Records drawn from a dataset:

*** Block opens ***

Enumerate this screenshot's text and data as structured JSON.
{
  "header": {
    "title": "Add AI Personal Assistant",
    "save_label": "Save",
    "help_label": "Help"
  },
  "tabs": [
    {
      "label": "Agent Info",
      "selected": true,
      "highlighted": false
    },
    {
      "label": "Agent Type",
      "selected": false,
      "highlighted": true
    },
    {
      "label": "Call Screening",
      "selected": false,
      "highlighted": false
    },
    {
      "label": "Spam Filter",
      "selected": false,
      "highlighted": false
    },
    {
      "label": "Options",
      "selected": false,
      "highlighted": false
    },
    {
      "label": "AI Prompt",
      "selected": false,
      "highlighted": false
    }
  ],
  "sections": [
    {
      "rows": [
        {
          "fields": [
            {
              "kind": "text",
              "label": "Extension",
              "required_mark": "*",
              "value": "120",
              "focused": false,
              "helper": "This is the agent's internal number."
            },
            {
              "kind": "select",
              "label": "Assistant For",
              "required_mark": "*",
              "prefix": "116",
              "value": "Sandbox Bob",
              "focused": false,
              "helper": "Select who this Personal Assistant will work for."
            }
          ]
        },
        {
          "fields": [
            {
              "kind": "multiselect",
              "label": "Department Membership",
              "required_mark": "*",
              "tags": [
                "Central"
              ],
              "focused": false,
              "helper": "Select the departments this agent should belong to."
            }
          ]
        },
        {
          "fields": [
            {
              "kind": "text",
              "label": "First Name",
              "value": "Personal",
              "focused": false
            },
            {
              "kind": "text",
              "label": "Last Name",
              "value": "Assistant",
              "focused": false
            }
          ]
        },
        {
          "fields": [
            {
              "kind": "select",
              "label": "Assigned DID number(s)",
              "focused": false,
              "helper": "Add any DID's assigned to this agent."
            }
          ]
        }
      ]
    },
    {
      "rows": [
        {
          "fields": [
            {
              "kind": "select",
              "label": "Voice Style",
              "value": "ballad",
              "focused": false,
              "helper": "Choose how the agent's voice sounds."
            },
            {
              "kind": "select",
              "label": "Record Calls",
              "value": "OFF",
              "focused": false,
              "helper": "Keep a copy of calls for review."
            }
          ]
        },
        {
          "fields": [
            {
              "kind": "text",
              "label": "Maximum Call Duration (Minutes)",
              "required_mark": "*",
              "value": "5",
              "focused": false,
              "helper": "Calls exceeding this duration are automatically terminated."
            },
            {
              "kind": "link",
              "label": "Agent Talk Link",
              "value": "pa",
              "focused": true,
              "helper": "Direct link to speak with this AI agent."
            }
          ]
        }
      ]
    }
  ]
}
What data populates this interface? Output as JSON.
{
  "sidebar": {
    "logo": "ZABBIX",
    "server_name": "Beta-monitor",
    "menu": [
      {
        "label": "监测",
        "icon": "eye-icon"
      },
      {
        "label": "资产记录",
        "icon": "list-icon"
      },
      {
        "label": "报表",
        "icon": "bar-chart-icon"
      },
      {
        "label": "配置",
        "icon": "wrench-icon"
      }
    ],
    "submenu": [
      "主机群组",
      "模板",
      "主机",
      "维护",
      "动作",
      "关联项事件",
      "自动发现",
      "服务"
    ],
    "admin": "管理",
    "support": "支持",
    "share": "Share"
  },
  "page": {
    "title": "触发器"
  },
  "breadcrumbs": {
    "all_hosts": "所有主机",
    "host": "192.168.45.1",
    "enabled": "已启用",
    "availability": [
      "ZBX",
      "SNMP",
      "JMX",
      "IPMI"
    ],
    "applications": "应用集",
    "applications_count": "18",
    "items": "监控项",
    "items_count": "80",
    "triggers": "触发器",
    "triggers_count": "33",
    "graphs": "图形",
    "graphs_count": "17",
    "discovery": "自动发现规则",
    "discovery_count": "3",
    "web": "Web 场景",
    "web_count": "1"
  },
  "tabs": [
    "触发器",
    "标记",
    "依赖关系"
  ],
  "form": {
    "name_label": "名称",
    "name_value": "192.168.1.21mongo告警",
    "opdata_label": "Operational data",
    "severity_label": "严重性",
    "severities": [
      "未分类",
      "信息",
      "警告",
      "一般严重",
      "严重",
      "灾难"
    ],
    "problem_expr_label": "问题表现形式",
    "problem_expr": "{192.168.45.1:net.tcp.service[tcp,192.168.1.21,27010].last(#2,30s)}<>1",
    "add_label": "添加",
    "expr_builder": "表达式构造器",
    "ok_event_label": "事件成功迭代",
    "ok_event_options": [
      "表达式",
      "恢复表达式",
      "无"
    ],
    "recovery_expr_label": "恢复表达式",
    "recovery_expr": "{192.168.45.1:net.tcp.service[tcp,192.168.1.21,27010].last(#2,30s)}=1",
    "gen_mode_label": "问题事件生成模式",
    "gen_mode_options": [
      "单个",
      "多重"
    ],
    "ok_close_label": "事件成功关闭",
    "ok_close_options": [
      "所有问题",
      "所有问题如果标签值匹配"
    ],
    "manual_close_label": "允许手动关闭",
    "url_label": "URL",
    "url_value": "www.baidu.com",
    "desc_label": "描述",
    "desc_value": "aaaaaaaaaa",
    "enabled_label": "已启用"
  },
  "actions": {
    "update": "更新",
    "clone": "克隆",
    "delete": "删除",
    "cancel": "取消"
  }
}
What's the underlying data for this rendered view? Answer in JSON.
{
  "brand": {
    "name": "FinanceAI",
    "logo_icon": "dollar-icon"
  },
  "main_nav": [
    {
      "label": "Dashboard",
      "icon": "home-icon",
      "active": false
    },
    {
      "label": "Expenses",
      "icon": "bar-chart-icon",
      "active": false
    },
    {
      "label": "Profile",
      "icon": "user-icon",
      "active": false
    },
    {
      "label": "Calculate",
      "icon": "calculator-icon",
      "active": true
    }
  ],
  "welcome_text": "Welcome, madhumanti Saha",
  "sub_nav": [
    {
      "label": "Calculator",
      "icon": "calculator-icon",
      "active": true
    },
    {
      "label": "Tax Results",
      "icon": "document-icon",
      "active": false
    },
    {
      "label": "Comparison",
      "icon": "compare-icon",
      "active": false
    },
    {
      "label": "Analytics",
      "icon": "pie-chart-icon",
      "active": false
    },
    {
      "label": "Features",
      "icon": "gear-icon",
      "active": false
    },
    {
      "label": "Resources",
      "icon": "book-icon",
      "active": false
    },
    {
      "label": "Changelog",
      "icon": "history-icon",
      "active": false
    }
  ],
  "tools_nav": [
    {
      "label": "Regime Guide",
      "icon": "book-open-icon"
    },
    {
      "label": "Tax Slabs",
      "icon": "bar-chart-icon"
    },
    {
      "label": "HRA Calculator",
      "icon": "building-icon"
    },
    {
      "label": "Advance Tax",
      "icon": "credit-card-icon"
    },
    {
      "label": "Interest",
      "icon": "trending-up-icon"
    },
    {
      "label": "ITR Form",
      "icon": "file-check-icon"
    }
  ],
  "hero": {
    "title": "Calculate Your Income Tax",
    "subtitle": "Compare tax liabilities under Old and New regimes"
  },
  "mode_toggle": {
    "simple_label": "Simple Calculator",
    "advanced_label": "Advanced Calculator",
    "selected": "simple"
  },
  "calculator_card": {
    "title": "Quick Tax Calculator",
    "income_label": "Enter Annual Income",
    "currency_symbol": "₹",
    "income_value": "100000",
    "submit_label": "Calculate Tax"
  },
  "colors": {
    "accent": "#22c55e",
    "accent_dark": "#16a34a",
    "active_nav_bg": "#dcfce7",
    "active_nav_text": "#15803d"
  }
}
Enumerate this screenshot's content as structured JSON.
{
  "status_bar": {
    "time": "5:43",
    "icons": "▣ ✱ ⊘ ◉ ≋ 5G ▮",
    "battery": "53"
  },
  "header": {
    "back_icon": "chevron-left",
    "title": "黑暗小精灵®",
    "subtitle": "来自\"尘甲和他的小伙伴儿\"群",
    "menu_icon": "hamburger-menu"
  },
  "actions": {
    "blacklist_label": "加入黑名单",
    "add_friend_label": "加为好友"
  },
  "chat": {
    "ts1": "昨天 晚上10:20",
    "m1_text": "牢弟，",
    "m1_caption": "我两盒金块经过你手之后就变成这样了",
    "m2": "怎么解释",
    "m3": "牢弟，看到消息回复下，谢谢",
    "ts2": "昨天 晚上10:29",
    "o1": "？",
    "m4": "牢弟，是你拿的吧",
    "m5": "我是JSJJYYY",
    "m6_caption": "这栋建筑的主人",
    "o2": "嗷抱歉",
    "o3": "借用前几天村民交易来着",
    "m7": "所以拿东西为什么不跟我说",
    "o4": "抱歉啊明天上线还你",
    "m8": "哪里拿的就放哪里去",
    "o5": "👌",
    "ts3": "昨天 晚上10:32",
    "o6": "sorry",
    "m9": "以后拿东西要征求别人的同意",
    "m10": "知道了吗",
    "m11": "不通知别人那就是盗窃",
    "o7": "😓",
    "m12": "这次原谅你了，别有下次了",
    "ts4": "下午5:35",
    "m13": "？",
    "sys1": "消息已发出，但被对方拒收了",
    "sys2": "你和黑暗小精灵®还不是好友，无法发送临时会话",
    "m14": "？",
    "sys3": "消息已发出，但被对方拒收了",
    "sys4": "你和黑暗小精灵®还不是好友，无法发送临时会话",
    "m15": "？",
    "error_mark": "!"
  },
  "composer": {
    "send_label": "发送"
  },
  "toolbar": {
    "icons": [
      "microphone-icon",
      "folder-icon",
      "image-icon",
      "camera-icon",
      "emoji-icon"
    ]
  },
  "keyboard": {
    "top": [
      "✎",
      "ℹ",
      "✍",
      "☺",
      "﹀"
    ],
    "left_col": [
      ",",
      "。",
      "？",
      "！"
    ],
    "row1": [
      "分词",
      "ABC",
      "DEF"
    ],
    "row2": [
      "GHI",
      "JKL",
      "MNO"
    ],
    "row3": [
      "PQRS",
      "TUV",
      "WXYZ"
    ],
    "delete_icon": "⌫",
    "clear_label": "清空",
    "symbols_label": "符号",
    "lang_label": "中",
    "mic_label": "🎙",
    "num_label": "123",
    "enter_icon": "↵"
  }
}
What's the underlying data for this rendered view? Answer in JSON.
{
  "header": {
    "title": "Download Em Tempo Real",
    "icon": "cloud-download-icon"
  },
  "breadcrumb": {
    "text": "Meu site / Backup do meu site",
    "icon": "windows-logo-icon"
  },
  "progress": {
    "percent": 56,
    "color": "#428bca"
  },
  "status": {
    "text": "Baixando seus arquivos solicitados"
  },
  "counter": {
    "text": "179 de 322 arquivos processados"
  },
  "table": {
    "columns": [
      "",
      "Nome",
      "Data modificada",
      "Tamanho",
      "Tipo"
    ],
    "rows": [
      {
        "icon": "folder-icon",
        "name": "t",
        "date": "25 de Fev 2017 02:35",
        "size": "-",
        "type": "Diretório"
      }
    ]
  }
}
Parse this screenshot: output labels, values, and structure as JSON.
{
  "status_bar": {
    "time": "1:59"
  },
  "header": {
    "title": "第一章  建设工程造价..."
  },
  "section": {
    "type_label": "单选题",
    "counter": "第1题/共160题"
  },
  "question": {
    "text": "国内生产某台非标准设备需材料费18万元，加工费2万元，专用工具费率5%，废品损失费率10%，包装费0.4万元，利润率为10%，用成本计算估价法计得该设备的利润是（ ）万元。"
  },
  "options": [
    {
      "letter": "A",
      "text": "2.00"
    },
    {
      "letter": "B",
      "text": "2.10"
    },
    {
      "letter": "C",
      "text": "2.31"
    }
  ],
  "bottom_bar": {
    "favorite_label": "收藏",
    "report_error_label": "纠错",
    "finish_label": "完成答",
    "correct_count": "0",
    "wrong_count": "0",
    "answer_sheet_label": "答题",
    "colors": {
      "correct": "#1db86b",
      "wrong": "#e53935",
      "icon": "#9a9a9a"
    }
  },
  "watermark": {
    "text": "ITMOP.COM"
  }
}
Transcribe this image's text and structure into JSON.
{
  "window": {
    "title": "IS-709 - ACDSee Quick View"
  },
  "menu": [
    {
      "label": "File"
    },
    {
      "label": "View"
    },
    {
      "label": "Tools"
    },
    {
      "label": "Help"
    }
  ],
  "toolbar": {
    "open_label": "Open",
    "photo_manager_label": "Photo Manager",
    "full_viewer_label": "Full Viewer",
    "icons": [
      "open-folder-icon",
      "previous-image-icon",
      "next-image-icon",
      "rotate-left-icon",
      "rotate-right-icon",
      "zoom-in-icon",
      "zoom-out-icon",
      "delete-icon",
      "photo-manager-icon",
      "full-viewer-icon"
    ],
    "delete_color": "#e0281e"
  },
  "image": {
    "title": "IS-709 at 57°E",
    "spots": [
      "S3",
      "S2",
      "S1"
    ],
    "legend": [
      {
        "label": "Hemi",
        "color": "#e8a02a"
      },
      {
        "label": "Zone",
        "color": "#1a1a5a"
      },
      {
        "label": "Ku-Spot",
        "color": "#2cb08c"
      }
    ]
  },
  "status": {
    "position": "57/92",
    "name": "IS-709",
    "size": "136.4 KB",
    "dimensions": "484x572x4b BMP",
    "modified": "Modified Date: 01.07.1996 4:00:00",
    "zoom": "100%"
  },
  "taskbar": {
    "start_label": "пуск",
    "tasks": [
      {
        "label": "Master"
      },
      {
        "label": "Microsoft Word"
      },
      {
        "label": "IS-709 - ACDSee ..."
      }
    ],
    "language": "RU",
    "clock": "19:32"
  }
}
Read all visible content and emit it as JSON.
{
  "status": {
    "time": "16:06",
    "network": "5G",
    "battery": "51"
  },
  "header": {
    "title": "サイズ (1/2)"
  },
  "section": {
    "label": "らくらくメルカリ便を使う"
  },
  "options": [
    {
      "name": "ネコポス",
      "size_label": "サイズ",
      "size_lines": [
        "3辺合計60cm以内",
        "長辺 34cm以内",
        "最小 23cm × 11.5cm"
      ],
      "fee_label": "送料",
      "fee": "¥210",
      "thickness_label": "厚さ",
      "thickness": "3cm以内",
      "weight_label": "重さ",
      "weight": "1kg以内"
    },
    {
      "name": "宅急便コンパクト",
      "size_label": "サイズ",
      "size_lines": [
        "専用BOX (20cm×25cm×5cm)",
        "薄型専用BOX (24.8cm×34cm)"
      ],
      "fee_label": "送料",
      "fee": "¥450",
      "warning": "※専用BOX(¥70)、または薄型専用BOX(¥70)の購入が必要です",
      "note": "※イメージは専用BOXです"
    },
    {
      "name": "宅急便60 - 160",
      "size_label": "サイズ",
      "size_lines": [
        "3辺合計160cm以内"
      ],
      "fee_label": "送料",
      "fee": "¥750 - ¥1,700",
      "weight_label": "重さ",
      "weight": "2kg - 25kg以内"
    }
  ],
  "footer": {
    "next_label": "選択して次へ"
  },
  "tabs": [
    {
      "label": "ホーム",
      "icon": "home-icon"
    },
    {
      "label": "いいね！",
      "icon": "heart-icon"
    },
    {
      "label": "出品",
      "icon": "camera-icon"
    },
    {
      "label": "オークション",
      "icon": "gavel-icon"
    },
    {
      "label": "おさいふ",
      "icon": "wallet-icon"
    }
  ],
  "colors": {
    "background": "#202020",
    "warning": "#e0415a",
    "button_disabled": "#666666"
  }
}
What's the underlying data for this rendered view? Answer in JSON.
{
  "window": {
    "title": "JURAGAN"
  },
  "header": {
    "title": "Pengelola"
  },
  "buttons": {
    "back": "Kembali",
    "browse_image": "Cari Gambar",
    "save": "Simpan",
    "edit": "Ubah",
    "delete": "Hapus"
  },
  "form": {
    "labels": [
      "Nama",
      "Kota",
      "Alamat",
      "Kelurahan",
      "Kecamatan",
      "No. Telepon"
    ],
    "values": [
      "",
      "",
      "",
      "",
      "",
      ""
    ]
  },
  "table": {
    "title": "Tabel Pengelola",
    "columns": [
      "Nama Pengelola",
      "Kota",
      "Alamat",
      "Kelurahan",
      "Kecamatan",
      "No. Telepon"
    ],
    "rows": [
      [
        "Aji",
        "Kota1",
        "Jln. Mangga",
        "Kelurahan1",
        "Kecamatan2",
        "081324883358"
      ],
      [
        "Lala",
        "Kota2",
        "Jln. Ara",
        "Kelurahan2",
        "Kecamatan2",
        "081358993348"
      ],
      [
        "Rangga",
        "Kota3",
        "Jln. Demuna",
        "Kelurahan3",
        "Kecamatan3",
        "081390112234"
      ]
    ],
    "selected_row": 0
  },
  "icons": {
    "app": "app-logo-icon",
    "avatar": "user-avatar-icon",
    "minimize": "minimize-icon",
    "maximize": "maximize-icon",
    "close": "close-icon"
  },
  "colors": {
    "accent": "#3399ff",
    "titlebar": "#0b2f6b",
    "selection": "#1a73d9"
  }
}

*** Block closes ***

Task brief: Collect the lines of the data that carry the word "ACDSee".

Solved problem:
    "title": "IS-709 - ACDSee Quick View"
        "label": "IS-709 - ACDSee ..."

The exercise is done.